1. Quoted in Jesse Rosen’s “Provocative Choices for Orchestras,” The Huffington Post, June 27, 2013, accessed January 24, 2014.

Out of Network

For composers and conductors who are involved in the wind band genre, there are few events like the Midwest Clinic. Occurring annually during the week before Christmas in Chicago, Midwest has been a staple destination for anyone interested in writing for wind band for the simple reason that there are so many conductors in one place at one time. Works that get performed there by public school and collegiate ensembles get heard by band directors from all over the country. There are hundreds of exhibit booths where all of the major publishers and retailers display their latest catalogs as well, chatting in the halls and trying to gauge where tastes are headed. All in all, thousands of pre-college and college students, educators, and professionals create a massive scrum of lanyards, tote bags, free CD’s, fried food, and—most importantly for composers—networking opportunities.
It’s been interesting over the years to witness a great many viewpoints on the idea of networking—some composers take to it like fish to water, while others see it as a necessary evil and others still cringe at the very mention of the word. Attitudes toward intentional social interaction between professional colleagues in order to create mutually beneficial opportunities to collaborate seem to be often based both on the individual’s comfort level with socializing and the perceived value of that interaction; if the composer doesn’t see any benefit from actively engaging with others, they probably won’t want to do so. In addition, there’s the thought that one’s music should speak for itself and the creator shouldn’t be required to actively pursue performances, commissions, or other collaborative activities.

While online communities such as Facebook and Twitter can be an aid in creating and fostering relationships, it is fascinating how those digital connections can become enhanced (or not, as the case may be) at events like the Midwest Clinic through face-to-face meetings.

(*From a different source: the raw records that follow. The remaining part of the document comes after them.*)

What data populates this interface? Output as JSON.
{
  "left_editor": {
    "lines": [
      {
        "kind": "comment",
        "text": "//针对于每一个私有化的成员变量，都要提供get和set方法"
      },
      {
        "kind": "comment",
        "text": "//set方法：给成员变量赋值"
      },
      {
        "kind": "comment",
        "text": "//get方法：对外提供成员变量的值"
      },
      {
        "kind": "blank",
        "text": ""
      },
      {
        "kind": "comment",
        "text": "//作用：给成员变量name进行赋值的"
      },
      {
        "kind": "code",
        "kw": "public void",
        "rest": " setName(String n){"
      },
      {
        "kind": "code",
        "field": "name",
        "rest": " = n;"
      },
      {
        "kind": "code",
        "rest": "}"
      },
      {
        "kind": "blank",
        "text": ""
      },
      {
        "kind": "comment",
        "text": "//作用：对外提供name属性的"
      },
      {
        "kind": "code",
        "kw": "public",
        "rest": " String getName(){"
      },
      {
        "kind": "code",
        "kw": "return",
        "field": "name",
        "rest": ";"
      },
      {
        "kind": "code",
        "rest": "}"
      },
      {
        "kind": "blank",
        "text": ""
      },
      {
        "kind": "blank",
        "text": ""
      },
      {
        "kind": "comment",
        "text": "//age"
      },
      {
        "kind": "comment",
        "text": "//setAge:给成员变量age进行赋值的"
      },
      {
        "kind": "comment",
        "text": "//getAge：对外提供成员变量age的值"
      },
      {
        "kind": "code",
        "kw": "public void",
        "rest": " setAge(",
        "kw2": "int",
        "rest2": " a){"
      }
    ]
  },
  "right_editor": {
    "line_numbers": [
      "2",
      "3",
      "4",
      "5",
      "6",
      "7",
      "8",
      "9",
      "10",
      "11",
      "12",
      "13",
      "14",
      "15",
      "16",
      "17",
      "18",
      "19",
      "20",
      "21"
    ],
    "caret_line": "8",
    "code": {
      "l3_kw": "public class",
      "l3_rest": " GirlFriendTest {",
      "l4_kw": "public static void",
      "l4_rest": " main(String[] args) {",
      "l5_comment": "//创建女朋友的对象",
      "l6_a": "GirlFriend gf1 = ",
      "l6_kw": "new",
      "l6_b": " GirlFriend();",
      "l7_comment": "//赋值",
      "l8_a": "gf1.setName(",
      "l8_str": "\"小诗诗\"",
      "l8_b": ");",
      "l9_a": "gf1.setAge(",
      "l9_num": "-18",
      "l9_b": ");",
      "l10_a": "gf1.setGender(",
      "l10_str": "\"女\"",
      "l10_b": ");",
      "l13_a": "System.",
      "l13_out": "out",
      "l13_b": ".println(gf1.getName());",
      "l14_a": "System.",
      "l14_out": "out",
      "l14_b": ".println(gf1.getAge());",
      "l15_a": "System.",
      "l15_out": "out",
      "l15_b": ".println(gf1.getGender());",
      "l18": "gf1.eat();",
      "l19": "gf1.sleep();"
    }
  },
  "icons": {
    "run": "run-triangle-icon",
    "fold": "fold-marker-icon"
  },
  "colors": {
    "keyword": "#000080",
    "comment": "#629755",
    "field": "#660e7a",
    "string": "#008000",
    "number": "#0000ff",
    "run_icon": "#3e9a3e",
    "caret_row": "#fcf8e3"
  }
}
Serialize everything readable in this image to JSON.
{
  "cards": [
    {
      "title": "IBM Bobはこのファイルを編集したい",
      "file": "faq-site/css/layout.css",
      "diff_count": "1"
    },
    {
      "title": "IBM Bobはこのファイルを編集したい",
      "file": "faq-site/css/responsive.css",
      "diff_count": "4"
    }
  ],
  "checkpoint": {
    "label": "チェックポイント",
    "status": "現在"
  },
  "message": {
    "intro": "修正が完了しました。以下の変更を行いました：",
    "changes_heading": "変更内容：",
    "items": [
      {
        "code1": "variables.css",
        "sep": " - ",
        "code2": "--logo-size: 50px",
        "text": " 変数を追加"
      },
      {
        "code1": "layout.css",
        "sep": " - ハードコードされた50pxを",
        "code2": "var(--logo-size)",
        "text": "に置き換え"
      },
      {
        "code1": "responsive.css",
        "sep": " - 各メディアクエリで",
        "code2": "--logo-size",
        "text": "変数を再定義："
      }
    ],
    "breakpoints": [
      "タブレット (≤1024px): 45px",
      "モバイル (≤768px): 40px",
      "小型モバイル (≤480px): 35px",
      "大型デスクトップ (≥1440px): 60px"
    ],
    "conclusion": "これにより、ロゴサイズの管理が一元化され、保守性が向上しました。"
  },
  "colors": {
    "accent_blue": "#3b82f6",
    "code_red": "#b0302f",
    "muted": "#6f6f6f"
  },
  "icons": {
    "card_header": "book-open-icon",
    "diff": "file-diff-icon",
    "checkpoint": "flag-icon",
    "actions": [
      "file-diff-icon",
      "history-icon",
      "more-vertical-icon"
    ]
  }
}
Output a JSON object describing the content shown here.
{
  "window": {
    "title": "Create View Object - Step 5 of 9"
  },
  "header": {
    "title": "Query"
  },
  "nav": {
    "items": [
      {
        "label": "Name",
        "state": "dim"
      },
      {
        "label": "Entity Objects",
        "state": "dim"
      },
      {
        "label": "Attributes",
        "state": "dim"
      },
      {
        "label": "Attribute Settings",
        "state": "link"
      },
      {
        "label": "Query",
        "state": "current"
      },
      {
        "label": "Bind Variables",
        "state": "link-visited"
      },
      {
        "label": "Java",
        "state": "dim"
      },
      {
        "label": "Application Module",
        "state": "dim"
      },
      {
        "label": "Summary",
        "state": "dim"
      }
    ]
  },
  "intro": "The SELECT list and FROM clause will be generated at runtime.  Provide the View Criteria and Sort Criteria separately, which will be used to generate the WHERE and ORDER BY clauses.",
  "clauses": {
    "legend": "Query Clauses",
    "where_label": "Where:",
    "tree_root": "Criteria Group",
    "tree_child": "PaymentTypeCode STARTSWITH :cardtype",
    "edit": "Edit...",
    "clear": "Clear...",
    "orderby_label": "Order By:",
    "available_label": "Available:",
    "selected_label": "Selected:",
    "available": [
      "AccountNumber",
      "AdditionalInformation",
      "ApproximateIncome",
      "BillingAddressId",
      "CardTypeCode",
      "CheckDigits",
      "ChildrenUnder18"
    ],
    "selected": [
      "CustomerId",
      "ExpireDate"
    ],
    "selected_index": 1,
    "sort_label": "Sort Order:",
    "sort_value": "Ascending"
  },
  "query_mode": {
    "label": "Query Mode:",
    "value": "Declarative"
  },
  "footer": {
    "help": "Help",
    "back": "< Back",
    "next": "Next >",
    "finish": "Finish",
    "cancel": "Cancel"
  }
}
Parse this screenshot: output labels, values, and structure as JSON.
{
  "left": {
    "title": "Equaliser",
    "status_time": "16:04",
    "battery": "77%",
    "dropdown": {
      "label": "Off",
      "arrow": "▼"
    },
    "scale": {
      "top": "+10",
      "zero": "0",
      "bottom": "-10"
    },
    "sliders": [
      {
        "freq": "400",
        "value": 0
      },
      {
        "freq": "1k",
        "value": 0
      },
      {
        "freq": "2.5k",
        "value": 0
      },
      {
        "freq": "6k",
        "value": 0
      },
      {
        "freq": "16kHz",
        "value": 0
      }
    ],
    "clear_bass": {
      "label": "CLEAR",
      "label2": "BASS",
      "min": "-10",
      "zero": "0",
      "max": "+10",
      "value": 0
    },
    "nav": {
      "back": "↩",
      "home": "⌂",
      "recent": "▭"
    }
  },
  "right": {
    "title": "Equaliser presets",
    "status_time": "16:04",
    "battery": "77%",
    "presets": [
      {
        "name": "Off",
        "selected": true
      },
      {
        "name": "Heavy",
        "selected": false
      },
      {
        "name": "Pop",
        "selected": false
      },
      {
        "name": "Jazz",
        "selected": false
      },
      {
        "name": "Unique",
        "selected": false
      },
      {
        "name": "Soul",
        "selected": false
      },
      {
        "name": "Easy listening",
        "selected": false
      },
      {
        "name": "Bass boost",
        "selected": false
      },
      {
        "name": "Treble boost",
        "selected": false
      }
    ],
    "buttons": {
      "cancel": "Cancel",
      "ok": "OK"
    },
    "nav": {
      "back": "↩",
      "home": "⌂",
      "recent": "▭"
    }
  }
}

I’ve had many colleagues describe their experiences meeting people with whom they have interacted on a weekly or daily basis for years and finally get to meet in person; once that real connection is made, usually the chance for strong collaboration increases dramatically. For as much as we think we know one another via online profiles or personas, most of us tend to wait to begin to have close professional partnerships with people until after we’re able to meet and interact with them in the same room.

The thing about networking that needs to be pointed out is that it is but one ingredient in a composer’s career or life (the two are not necessarily the same thing). There are plenty—plenty!—of examples of composers who quietly write amazing works that may only get a few performances, but those works and performances are recognized and praised nonetheless. Neither a vast collegial network nor the creation of an incredible piece of music are in and of themselves guarantors of success, but finding one’s own place in the world and the right methods with which one interacts with that world should be a goal for us all.